Ali and I go back many years. So many that I have now lost count but guess that gives you an idea. He worked for his uncle in a factory and he was happy to help. He got me an appointment with his uncle, Saleem, a noble man who has lifted many hundreds from poverty and gave them good life. Saleem Uncle gave me permission to work at his factory and I stuck around. I used to observe how operators use lathe machine to turn and I realised how highly skilled the job is. It takes years of practice but nevertheless I tried my hands only manage breaking the bits (tools). So when you cannot do something, what do you do? you beg! So I prepared myself for this next stage started asking for favours. I am very grateful to the operators at HydroFab who extended their helping hand. They toiled day and night at the factory to finish their job and helping me in between their work. Now that I think about it, I can understand what a prick I was. Nevertheless they did and my parts were all done.
Searching for small parts for completing the product was another memorable event. Kailash and I would search Shop to shop is Bangalore market for the precise materials we wanted. It was here that we stumbled upon so many things that were much more interesting than things we were actually looking for.
In any such engineering projects the most difficult part is testing. In my case, it was expensive too! So for testing, I wanted a scooter on which I can fix my shockabsorter. Help came from my Sister Beenu 🙂 She was generally happy (or she just tolerated) to offer her scooter to me with tank full of petrol. In one particular instance, I had to get two parts welded together and return home quickly to hand the scooter back. I was in such a hurry that I just took the hot welded parts and slid it into the front storage compartment. It was only when I reached home that I realised that the compartment was made of plastic and the hot welding had melted away parts of the storage compartment… I know Beenu was mad at me but I don’t remember she showing her anger on me… lucky me. Anyways, coming back to testing I finally took the scooter to a mechanic and asked him to replace the original shock absorber with my prototype. The prototype was designed to suit her scooter and so with some adjustments we were able to fit it ok.
Really estatic, I sat on the scooter and asked the mechanic to push me… I was so glad the shock absorber didn’t give up.. the mechanic, who was very skeptical at first was very impressed! He asked me to start the scooter and go for a ride and so I did… And the ride … The ride was the best I have ever had! Later the mechanic also sat but after a few metres, I realised the ride was getting rough… I realised the seals were giving up and the oil in the shock absorber was starting to leak. The mechanic helped me switch back the shock absorbers.
I was so happy those days building the shock absorber that I can remember every bit of it even today… 15 years later! It’s like every critical information that went into building it is so fresh in my mind. For example did you know that all gasses don’t compress equally with changing weights. Some compress more such as CO2 and some less like Nitrogen. My shock absorber had co2 filled in it.
I would like to thank the following people who supported me and helped me with such beautiful experience:
- Prof. Kubsad of Production engineering, Adhiyamaan College of Engineering, for his constant encouragement

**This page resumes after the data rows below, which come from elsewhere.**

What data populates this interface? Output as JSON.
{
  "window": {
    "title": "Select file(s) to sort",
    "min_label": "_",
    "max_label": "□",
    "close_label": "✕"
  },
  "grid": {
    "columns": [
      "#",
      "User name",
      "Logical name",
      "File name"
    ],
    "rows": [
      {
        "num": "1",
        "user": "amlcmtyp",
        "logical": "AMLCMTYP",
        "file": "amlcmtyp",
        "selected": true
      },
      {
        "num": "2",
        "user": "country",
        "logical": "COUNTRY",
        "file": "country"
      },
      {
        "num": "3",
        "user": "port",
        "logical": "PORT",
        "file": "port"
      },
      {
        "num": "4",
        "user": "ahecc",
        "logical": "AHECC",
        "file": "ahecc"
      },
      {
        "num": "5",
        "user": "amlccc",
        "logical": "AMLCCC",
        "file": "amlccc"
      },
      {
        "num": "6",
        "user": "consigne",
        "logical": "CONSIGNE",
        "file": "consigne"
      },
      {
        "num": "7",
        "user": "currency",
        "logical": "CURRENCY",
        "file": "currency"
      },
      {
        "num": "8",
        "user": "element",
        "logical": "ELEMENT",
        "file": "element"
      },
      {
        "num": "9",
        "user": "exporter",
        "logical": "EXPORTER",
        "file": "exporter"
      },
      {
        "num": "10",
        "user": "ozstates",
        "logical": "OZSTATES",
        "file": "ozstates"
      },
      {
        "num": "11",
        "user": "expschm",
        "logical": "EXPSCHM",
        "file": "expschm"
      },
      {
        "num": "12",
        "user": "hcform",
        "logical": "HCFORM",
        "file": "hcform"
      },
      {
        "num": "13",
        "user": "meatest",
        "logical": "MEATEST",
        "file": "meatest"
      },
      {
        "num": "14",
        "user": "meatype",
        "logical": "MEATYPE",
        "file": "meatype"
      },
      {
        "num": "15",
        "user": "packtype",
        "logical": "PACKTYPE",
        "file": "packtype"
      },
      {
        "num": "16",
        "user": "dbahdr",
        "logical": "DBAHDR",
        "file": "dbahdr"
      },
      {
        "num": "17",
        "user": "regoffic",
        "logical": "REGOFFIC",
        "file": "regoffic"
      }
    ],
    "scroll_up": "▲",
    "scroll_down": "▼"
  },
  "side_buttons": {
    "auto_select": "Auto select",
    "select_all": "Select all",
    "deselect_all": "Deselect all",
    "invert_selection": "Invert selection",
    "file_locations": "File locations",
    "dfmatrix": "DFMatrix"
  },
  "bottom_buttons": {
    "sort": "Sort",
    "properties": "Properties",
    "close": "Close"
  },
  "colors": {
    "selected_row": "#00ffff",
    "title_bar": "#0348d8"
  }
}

- My dad to help me with reading all those heavy books and checking my maths 🙂 also for endlessly listening to me and guiding me
- Ali for always being there and helping me
- Saleem uncle for being so kind to use his facility
- Beenu for caring for my dreams more than even her expensive scooter that she loved so much
- My team who came together: Anup, Partha, Kailash
- Balu for helping me with 2D and 3D CAD (computer designs)
- My college and in particular my department HOD and Principal for giving me opportunity to represent them in Salem
- All the people who helped me with fabrication and installation: talented people at Hydrofabs, outside specialist agencies, mechanics